Work item —
With the images removed, repeat the data below exactly.

Provided records —

+ + + + + + +

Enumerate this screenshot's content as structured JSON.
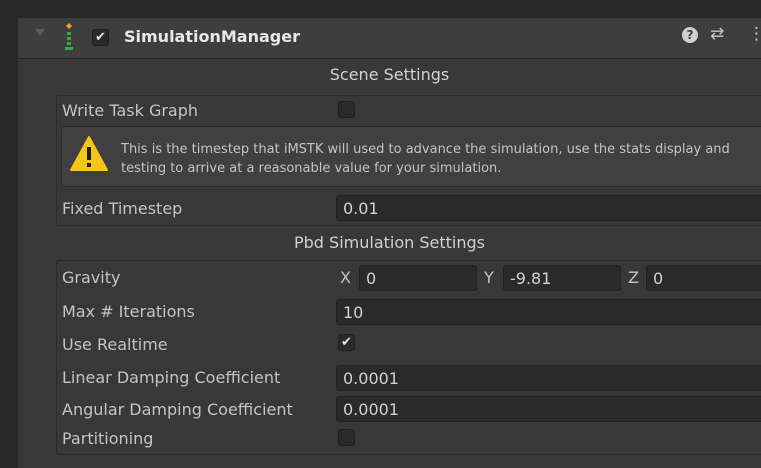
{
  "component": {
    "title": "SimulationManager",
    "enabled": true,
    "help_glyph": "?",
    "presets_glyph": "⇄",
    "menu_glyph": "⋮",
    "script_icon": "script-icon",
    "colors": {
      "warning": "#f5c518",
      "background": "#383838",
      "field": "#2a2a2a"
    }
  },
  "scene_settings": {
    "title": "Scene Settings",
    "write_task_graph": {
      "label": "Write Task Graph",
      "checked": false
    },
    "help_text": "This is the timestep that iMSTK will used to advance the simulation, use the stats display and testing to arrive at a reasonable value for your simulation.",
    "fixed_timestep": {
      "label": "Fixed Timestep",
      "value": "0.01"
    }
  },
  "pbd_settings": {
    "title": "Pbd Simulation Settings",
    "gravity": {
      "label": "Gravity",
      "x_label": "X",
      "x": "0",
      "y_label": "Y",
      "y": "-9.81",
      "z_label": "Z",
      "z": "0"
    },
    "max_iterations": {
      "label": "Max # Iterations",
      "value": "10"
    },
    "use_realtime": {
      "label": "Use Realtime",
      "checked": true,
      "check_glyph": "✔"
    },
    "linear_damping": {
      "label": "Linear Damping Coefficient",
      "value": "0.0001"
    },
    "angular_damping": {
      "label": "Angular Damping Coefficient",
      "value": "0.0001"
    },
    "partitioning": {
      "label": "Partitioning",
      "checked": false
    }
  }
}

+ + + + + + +

Result for this task —
Enumerate this screenshot's content as structured JSON.
{
  "component": {
    "title": "SimulationManager",
    "enabled": true,
    "help_glyph": "?",
    "presets_glyph": "⇄",
    "menu_glyph": "⋮",
    "script_icon": "script-icon",
    "colors": {
      "warning": "#f5c518",
      "background": "#383838",
      "field": "#2a2a2a"
    }
  },
  "scene_settings": {
    "title": "Scene Settings",
    "write_task_graph": {
      "label": "Write Task Graph",
      "checked": false
    },
    "help_text": "This is the timestep that iMSTK will used to advance the simulation, use the stats display and testing to arrive at a reasonable value for your simulation.",
    "fixed_timestep": {
      "label": "Fixed Timestep",
      "value": "0.01"
    }
  },
  "pbd_settings": {
    "title": "Pbd Simulation Settings",
    "gravity": {
      "label": "Gravity",
      "x_label": "X",
      "x": "0",
      "y_label": "Y",
      "y": "-9.81",
      "z_label": "Z",
      "z": "0"
    },
    "max_iterations": {
      "label": "Max # Iterations",
      "value": "10"
    },
    "use_realtime": {
      "label": "Use Realtime",
      "checked": true,
      "check_glyph": "✔"
    },
    "linear_damping": {
      "label": "Linear Damping Coefficient",
      "value": "0.0001"
    },
    "angular_damping": {
      "label": "Angular Damping Coefficient",
      "value": "0.0001"
    },
    "partitioning": {
      "label": "Partitioning",
      "checked": false
    }
  }
}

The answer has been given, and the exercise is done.